In January, I posted about my inability to make daily meditation stick. This thread continually pops back up, with close to 30 answers now. But one of the most interesting came last week from @sarahkpeck. I wanted to highlight it for those who have long since stopped checking updates on this thread.
“@sarahlacy I’ve been thinking about this question for a few weeks now—read through this entire thread, thought about habit change and habit shift, and have an answer I can’t get out of my head. I’ll try to write about it and see if it sticks.
Here’s my thought:
You don’t actually want to meditate.
Or, you want something else that’s happening more.
When I get stuck on making a change, oftentimes I need closer analysis and I realize that the things that I have in my life right now, already—like waking up early and reading the news, or cuddling my kids, or being in a fast-paced environment in my worklife—are the things I’m choosing over and over again. And that the things I want _the most_ are the things I’m prioritizing.
Maybe you don’t actually want to meditate frequently?
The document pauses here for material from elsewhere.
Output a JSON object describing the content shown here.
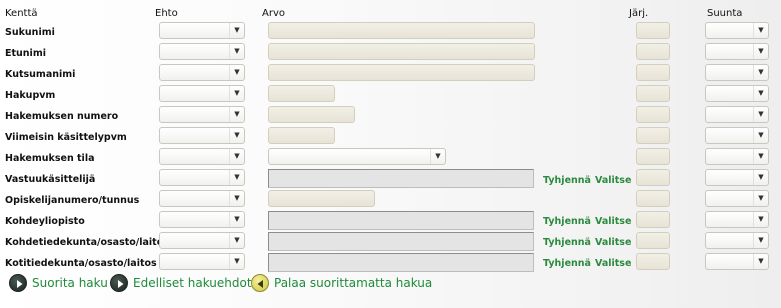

I ask this with the most kindness and tenderness, if possible. I end up having to go back in and really doing some self-reflection to see if it’s the thing I really want in my life. Then, the next step after that is to ask, ‘what am I willing to shift or change in order to make it happen?’ Until I get grounded on those things, it’s not an app or a habit—it’s the underlying desire and belief that has to be rooted first.
If you can find your why and your root, and reconnect to why you want to do it (internally) and acknowledge the shifts you need to make it happen, that can be really helpful for me. What do you want it to do for your life? What do you want it to feel like? What does doing it on the daily feel like, look like, and taste like? Can you visualize when you do it and the steps you take? Can you look at the biggest blockers and impediments (like kiddos jumping in your bed, or urgent calls from work) and design a strategy for how to deal with those specific instances?
LMK if any of this lands. Sometimes for me letting go of a ‘should’ or a ‘have to’ lets me find a way back into a ‘ooh, I want to’ energy space, which is the step that lets the habit begin to unfold in front of me.”
She’s exactly right. There is no logical reason I can’t make this stick except I don’t want it to do it on some level. But that raises the question of why. It also raises the question of whether that’s a good enough reason not to, or what things we should force past initial resistance.
In my answer to Sarah, I noted the inertia to not work out, for instance, even though I know I love it and it makes me feel better.
It’s evolved into an even more interesting thread on when we should force things and when we shouldn’t, and what’s behind the resistance, in case anyone is wrestling with something similar.
Today’s new questions on Chairman Mom:
- Are you a master troubleshooter? Need help with email deliverability.
- Any experience or thoughts on MeWe social network?